That human beings are extremely strong. We manage to beat the odds. In a single day, you experience every kind of emotion from laughter to tears. Even in solitude, you express yourself. You cry and laugh alone; you speak to your boat. On land, when things don't go well you call your loved ones. You get help. On the water, there is nobody.
I went out there with my old boat, and I completed my Vendée. I am very happy and I hope that has been an eye-opener for young people.
You were 23 at the start of the race. Did your relationship with the sailors develop on account of your achievement?

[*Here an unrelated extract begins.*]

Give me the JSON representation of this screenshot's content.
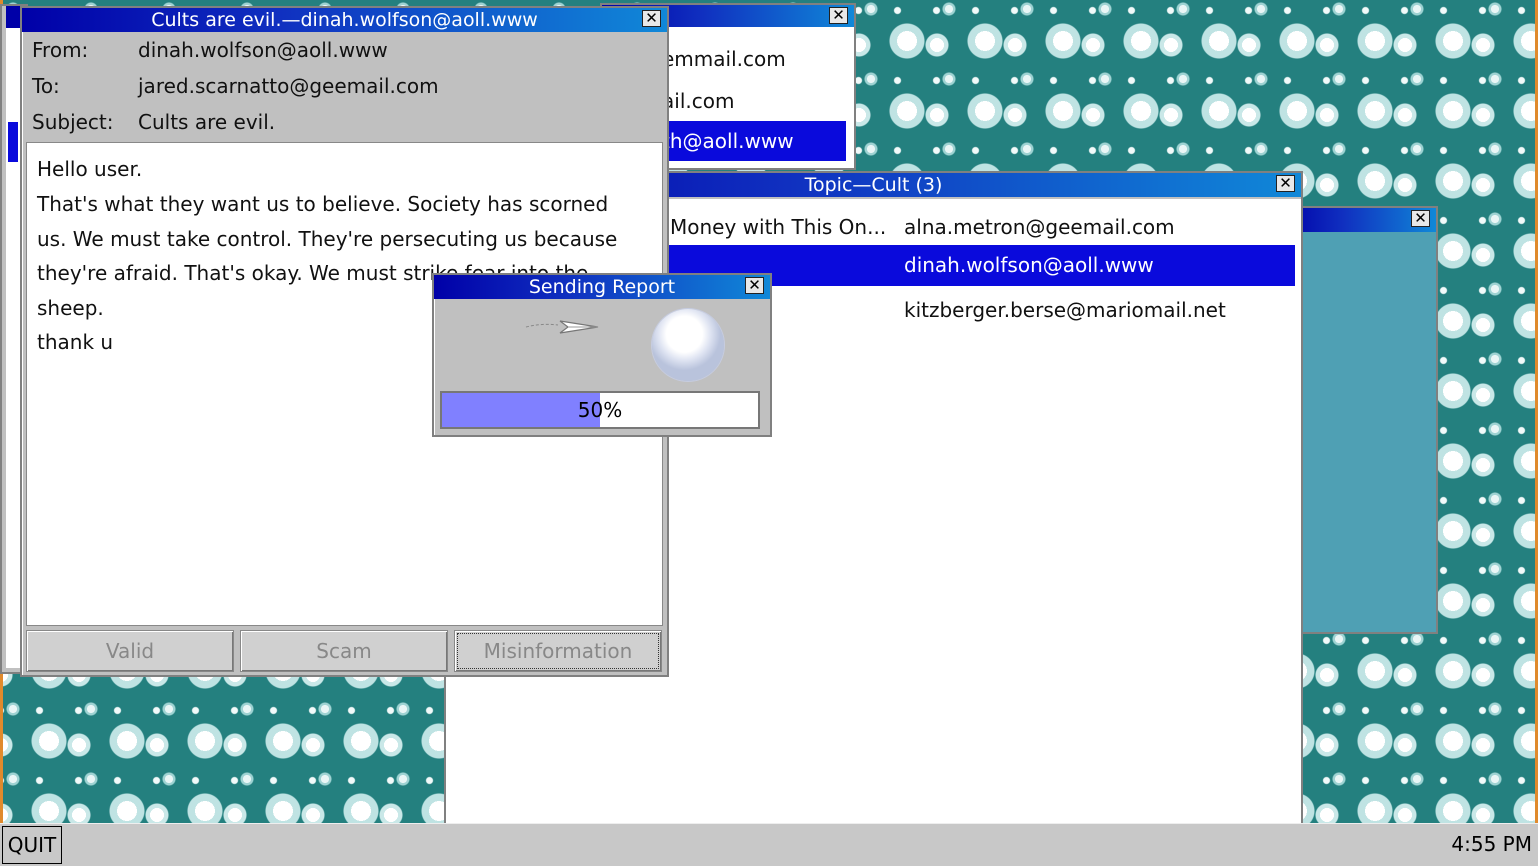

At the beginning, I was not very well regarded. Most of them thought that I would fail. Perhaps they were not wrong to think that considering how we looked from their point of views.
The difficult part was on the pontoons. Before the start of the race, some sailors would not even say hello to me. I said to them: "Guys, I don't have the same boat or the same budget as you, but we are all going on the same race. And, who knows, I may have to turn back to help you. So you could at least say hello! ”
I have always had more contact with the older sailors, like Alex Thomson (completed the 2nd Vendée Globe), who was 100% with me in the project and who encouraged me. Or Jean Le Cam and Bernard Stamm, with whom I had a good relationship.
Some great seamen were there on my arrival and they said to me: "Respect. You did it!". Now, the doors are open and that is cool. I had to prove myself.
What advice would you give to young people who are hesitant about taking the plunge?
Young people today do not want a hard graft or else they expect opportunities to fall into their lap. They have sort of forgotten that you don't need to have a winning boat to take part in ocean racing. Some young people say: I am going out there to win. But in order to win, even with a new boat, you need to go for it.
A few years ago, on the occasion of a sailing competition, I met a young man from Geneva who was a little older than me. He explained to me that people around him told him that to get involved in sailing, you will need to be part of a winning project and that it was not the right moment for him. In 2014, while I was getting ready to set off on the Route du Rhum, I received an e-mail from him. He wrote: "Alan, don't listen to what people say, just go for it. I have listened too much to others, now I am going to go for it."
Currently, he has already won some races and will take part in the mini-transat in October.
If I can serve as an example to young people, so much the better. Go for it!
Vendée Globe - 12th
Transat Jacques Vabre - 10th
Participation in the Route du Rhum
Bol d'Or Mirabaud - winner of the "Surprise" category